Instead, I devised a simple SendDataToOthers method that gathers up the Creature's info, creates a DataNode, and sends the DataNode along. SendDataToOthers has no parameters. And while it's assembling the DataNode to create, if the previous DataNode it sent along contains the same state for something, it doesn't get included. For usage, I just set the bools and states and position as required before calling SendDataToOthers(), and then it does its thing. By not having any parameters, it feels very clean and simple to call and transmit what's needed.

Method simplicity

The real beauty with this simple state manipulation is that I don't have to have to change code for both my Player and AI classes when it comes to making the Creature do something new.

Each Creature has a ProcessUpdate method. Players set bools and states when needed, and then calls its Creature's ProcessUpdate. AI does the same.

ProcessUpdate checks each state and reacts accordingly.


Is this the most efficient way of doing things? Maybe, or maybe not. But it works for me. Perhaps the actions for wanting to jump or start attacking could be put into their own remote function calls without using a DataNode, but the message has to be transmitted one way or another regardless.

Network bandwidth is minimal when there's not too much happening, but it currently shoots up between 20-30 KB/s during really extreme situations with lots of Creatures doing lots of things.

In comparison, Counter-Strike: Global Offensive uses roughly 40 KB/s for about 12 players, and this is the highest I've seen a game use, so I'm using 40 KB/s as my peak limit to try and ensure I stay under.

Instant feedback vs delayed feedback

First-person shooters and third-person action games tend to let the client move around immediately. The client then sends its movement commands to the server, and the server sends the commands to everyone else. This allows the local player to move instantly on their screen, which feels nice and responsive.

In contrast, with real-time strategy games and most online fighting/platforming games, movement is delayed, as you're forced wait for the server to receive your command to move, and then you move when the command is sent back to you.

For a platformer, if you're playing over the Internet with a non-instant ping, this means you're constantly having to fight the lag. It never feels smooth because there's always a delay.

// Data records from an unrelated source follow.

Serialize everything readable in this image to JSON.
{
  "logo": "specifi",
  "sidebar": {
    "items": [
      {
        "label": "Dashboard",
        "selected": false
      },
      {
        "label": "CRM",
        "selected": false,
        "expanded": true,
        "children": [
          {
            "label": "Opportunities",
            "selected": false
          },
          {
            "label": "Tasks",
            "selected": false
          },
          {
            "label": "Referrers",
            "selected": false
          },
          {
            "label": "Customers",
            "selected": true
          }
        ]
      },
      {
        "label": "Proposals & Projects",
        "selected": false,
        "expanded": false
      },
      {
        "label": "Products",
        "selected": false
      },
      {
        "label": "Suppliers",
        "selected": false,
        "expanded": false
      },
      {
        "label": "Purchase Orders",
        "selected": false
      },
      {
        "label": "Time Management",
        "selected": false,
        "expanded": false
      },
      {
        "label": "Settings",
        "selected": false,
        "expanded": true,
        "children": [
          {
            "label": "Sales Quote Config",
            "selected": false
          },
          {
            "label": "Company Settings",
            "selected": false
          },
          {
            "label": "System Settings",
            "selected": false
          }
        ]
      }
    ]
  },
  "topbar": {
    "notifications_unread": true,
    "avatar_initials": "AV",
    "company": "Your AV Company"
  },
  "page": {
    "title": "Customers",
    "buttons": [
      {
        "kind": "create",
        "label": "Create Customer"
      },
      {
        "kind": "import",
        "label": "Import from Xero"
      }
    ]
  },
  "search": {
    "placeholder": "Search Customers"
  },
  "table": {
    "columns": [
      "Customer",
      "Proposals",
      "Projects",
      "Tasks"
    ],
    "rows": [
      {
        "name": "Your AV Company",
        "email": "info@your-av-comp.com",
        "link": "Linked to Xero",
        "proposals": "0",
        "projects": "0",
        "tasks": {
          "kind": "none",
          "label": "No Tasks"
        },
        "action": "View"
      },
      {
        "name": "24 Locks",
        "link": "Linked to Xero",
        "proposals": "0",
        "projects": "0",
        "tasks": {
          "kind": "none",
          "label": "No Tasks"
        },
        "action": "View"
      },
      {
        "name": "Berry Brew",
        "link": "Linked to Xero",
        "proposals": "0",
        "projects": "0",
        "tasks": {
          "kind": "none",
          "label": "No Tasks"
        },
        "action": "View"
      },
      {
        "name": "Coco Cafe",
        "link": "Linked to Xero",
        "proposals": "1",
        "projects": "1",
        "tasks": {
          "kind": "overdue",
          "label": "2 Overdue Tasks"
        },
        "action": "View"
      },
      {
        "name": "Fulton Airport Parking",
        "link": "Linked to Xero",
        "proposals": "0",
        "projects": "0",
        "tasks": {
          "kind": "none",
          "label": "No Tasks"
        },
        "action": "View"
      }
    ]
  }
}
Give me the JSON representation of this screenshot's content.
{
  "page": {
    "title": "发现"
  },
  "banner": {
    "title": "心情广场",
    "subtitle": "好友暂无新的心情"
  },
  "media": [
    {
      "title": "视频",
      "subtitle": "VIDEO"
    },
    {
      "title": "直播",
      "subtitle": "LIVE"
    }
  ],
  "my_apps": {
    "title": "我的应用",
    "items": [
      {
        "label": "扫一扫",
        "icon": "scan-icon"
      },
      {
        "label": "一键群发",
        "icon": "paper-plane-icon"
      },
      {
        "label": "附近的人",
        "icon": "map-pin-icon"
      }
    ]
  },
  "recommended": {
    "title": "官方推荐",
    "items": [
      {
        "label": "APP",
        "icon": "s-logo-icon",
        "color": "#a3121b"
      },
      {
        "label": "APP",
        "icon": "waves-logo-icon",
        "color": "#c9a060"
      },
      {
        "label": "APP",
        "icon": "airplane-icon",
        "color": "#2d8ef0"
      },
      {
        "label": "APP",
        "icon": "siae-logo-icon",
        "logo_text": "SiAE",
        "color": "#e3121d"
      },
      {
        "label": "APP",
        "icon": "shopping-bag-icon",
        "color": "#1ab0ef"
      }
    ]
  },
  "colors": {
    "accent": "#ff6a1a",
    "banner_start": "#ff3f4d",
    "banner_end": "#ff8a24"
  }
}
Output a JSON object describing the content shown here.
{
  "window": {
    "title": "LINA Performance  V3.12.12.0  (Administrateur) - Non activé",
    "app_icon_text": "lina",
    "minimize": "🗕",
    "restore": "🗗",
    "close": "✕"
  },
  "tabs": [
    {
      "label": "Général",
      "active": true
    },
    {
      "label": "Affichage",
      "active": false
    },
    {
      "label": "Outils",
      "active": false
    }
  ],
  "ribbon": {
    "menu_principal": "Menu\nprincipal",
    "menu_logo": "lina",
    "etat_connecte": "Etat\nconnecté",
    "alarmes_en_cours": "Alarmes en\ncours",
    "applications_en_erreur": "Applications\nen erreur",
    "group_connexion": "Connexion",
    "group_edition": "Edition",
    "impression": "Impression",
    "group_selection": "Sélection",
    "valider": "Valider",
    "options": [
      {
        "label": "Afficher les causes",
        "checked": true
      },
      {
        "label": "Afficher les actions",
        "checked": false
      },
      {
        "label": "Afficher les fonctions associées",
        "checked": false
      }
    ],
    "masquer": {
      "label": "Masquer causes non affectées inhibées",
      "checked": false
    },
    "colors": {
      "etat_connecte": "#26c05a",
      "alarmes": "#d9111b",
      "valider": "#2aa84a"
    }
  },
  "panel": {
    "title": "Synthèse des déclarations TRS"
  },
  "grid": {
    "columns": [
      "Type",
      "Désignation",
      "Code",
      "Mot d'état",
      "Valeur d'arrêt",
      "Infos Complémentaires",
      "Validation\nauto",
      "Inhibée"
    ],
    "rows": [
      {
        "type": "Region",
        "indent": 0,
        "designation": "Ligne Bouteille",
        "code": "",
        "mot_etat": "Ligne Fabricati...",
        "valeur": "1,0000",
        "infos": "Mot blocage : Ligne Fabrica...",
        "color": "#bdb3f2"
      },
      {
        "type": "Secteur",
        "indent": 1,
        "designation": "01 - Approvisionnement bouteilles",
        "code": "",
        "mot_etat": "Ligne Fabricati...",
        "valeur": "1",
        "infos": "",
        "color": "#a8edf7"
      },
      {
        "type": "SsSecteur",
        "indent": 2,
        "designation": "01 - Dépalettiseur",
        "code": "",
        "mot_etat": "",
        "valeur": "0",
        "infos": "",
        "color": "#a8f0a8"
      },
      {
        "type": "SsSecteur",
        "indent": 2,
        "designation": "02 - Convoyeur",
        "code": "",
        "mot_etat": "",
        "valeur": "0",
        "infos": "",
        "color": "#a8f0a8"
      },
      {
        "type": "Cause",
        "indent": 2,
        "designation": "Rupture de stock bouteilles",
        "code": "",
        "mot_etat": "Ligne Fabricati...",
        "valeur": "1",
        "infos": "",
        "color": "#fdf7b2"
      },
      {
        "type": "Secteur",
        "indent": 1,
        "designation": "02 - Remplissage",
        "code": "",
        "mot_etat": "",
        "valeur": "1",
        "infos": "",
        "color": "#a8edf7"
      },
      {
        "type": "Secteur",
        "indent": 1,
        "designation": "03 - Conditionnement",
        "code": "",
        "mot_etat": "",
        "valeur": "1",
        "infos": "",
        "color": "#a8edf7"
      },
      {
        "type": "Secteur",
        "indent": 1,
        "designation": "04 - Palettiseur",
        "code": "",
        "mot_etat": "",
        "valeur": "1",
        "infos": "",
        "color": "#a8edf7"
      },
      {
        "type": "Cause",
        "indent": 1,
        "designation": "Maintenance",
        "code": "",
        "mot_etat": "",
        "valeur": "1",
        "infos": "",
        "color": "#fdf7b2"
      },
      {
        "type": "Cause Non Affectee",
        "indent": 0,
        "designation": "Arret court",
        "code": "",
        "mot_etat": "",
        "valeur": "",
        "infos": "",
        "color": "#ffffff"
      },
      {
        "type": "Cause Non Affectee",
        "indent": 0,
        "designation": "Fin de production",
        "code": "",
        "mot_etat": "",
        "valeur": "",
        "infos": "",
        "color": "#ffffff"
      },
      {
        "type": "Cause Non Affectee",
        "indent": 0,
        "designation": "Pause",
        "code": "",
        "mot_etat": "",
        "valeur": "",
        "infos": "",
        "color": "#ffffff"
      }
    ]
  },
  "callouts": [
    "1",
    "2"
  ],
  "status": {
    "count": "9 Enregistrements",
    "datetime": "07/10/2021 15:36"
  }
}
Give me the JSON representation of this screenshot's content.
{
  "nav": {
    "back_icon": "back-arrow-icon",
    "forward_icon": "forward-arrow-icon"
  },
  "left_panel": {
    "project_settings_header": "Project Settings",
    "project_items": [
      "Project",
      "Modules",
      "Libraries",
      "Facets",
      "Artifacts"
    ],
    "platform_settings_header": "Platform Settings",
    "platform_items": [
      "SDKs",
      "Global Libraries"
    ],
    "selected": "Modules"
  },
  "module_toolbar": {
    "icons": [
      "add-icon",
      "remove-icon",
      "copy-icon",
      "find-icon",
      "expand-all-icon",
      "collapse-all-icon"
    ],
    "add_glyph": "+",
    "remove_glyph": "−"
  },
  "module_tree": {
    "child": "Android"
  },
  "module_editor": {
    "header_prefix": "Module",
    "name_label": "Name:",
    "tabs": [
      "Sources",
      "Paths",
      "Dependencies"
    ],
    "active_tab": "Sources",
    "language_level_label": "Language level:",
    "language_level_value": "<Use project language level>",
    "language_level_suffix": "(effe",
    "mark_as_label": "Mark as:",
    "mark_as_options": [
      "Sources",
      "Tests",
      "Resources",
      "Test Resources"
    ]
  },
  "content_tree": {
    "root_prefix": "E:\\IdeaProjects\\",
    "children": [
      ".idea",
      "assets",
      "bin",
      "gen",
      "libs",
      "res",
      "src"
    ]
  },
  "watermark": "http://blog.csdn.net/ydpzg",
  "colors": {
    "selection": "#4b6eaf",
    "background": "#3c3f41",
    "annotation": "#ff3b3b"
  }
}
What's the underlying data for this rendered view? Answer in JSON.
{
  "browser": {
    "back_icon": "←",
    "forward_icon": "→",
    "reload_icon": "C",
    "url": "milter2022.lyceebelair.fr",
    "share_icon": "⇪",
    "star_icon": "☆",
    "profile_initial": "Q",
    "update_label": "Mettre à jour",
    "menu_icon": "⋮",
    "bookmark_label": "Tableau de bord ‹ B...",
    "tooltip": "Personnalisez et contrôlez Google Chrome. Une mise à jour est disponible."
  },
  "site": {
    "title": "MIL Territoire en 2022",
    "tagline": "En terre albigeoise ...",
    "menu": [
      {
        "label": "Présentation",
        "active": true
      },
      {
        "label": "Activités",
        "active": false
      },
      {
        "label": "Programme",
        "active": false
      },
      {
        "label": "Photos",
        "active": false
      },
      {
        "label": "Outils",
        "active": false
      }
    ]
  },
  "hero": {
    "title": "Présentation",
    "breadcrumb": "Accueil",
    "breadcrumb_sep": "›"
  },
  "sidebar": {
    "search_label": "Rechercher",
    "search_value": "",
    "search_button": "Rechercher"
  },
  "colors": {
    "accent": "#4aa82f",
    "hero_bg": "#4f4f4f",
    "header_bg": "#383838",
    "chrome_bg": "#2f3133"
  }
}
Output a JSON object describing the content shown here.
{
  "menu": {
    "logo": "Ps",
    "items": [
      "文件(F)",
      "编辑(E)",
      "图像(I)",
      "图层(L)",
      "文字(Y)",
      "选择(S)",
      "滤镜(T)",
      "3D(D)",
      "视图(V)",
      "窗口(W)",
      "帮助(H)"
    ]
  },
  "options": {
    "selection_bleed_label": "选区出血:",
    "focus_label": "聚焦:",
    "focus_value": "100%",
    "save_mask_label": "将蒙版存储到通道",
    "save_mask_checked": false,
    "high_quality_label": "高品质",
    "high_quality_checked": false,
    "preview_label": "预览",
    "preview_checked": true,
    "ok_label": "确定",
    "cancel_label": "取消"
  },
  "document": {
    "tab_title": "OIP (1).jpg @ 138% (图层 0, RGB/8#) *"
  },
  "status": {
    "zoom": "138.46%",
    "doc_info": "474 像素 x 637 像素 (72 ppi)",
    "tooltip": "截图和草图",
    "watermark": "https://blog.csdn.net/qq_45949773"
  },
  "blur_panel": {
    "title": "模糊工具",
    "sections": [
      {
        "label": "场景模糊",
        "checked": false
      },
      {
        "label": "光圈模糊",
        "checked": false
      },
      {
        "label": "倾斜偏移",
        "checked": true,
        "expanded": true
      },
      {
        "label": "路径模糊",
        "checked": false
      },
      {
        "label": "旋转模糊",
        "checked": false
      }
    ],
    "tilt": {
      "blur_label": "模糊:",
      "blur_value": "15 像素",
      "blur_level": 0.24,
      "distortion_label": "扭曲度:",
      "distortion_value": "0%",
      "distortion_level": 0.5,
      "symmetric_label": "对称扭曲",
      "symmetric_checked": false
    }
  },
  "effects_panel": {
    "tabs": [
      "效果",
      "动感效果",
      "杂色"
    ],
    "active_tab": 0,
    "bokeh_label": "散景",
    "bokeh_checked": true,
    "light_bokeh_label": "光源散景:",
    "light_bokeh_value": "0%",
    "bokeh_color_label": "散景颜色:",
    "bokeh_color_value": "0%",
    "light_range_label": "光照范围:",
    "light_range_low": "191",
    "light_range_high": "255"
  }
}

So what I'm trying with Tallowmere 2 is to have your local movement be instant, giving the client the benefit of the doubt.

When it comes to attacking and using items though, I have two options (using an axe as an example):

  1. Let the player swing the axe, but wait for the server to say if you hit anything or not; you'd swing instantly but actually hitting a mob and dealing damage would be delayed.

  2. Have the player send the command to swing but be forced to wait for the server to give you the response to swing; this results in delayed-feeling action, but the impact is instant when it happens.

But what if you had some grenades equipped instead? Using option 1, would your hands go through the animation of throwing, but you wouldn't actually throw a grenade until the server told you to instantiate a grenade and throw it? Or would you use option 2, where you'd only carry out the throwing animation once the server said so? I'm leaning towards the latter.

And what about raising your shield? Should the client do this instantly and have the final say if you've gotten hit or not? Or should it be delayed and let the server figure it out? I will need to experiment.

Ultimately, I will side with whatever feels most fun, responsive, and practical. You can never have perfect 1:1 syncing across the Internet, so it's a matter of getting it good enough. Still, the act of playing long-distance in real-time with other players is part of the magic with online multiplayer, so I'm sure it will feel fun in any case!

‒ Chris